The standards address a wide array of technical knowledge, from phonology (the study of speech sounds), orthography (conventions of writing such as spelling), morphology (the study of word structure), and semantics (the study of meaning behind words and expressions), to oral and written language, assessment, dyslexia, and other learning disabilities. They also contain appendices that address motivation in children, for example.
The standards also pay special attention to the structure of language and the complexity of skilled reading, which is important for teaching English language learners, students with learning differences, and those living in poverty.
Representatives of 10 schools of education — Drexel, Penn, Temple, St. Joseph’s, Shippensburg, Relay, LaSalle, Chestnut Hill, Clarion, and Lehigh — were present at the workshop. These schools educate a vast majority of the region’s teachers.
But St. Joseph’s Urban Teaching Residency Program (UTR) is the only one accredited by the Center for Effective Reading Instruction (CERI), a subset of the IDA. There are just 17 accredited institutions across the country.
This is the first year of the accredited program at St. Joseph’s, which has six urban teacher residents. In the residency, students will take courses aligned with the Knowledge and Practice Standards and apply what they learn in a yearlong clinical experience at a high-needs host school in Philadelphia. The two current host schools are KIPP Philadelphia Elementary Academy (K-4) and KIPP Philadelphia Charter School.
Students take on more responsibility than they would in a typical undergraduate student teaching scenario. They have modified schedules to complete specialized coursework that ultimately amount to about 1,000 hours.

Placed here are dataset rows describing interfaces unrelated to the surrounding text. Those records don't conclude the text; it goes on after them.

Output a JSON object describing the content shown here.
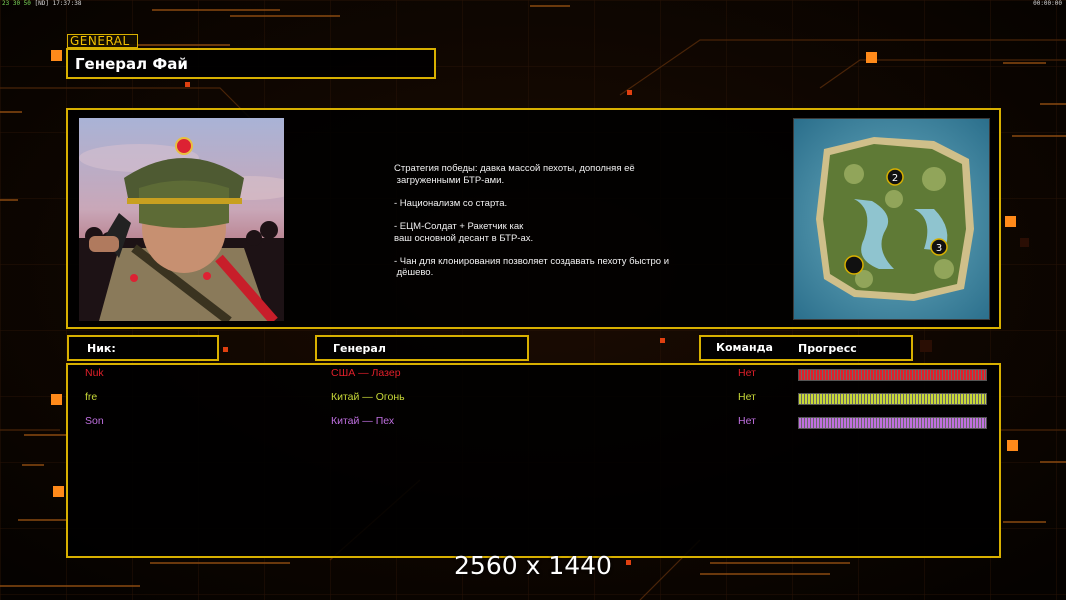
{
  "hud": {
    "left_status": "23 30 50 [ND] 17:37:38",
    "left_prefix": "23 30 50",
    "left_suffix": " [ND] 17:37:38",
    "right_clock": "00:00:00"
  },
  "general_tag": "GENERAL",
  "title": "Генерал Фай",
  "description": "Стратегия победы: давка массой пехоты, дополняя её\n загруженными БТР-ами.\n\n- Национализм со старта.\n\n- ЕЦМ-Солдат + Ракетчик как\nваш основной десант в БТР-ах.\n\n- Чан для клонирования позволяет создавать пехоту быстро и\n дёшево.",
  "minimap": {
    "start_positions": [
      "2",
      "3"
    ]
  },
  "headers": {
    "nick": "Ник:",
    "general": "Генерал",
    "team": "Команда",
    "progress": "Прогресс"
  },
  "players": [
    {
      "nick": "Nuk",
      "general": "США — Лазер",
      "team": "Нет",
      "color": "#e0202a",
      "progress": 1.0
    },
    {
      "nick": "fre",
      "general": "Китай — Огонь",
      "team": "Нет",
      "color": "#c8d838",
      "progress": 1.0
    },
    {
      "nick": "Son",
      "general": "Китай — Пех",
      "team": "Нет",
      "color": "#c070e0",
      "progress": 1.0
    }
  ],
  "resolution_caption": "2560 x 1440",
  "colors": {
    "accent_gold": "#d8b000",
    "accent_orange": "#ff8a1a",
    "grid": "#3a1c08"
  }
}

Another major component of the program is the series of social justice seminars that students must take. The courses are sponsored by SJU’s Faith-Justice Institute and led by Keith Magee, a leading social justice proponent and faith and politics expert.
“Quality education is the civil rights issue of our time," said Magee, who had a hand in developing the social justice component of the program. "We need to create a vast movement about literacy for our children. Literacy is the way up and out."
The social justice emphasis is crucial to the teacher preparation, said Cathy Spinelli, a professor of special education at St. Joseph’s and coordinator of the fellows program.
Putting reading and literacy in that context for the teachers-in-training makes them "the ideal diagnostic remedial specialists to go out into the field and be able to work with a needy population of students that is deserving of the best that’s out there,” she said.
There was some doubt among workshop attendees, however, about whether adopting these standards is enough to change outcomes for students. Several pointed out that the successful education systems of Japan and Finland, for example, have much more extensive teacher training and preparation requirements. Other initiatives along these lines have continually failed Philadelphia students, people said.
But, said Birsh, “To have a deep, robust training is a good beginning. They never stop learning, and if they can get the basics, they can ground their experience and further their knowledge.”
To make this work, READ! by 4th is going to need the continued support of those in higher education and philanthropic organizations said Jenny Bogoni, the campaign’s executive director.
And teachers from these programs can count on actually putting their expertise to use.
“The District is committed to hiring elementary-grade teachers who are familiar with evidence-based reading instruction and prepared to teach using these strategies on the first day they enter the classroom," said Hite. "Our children deserve no less.”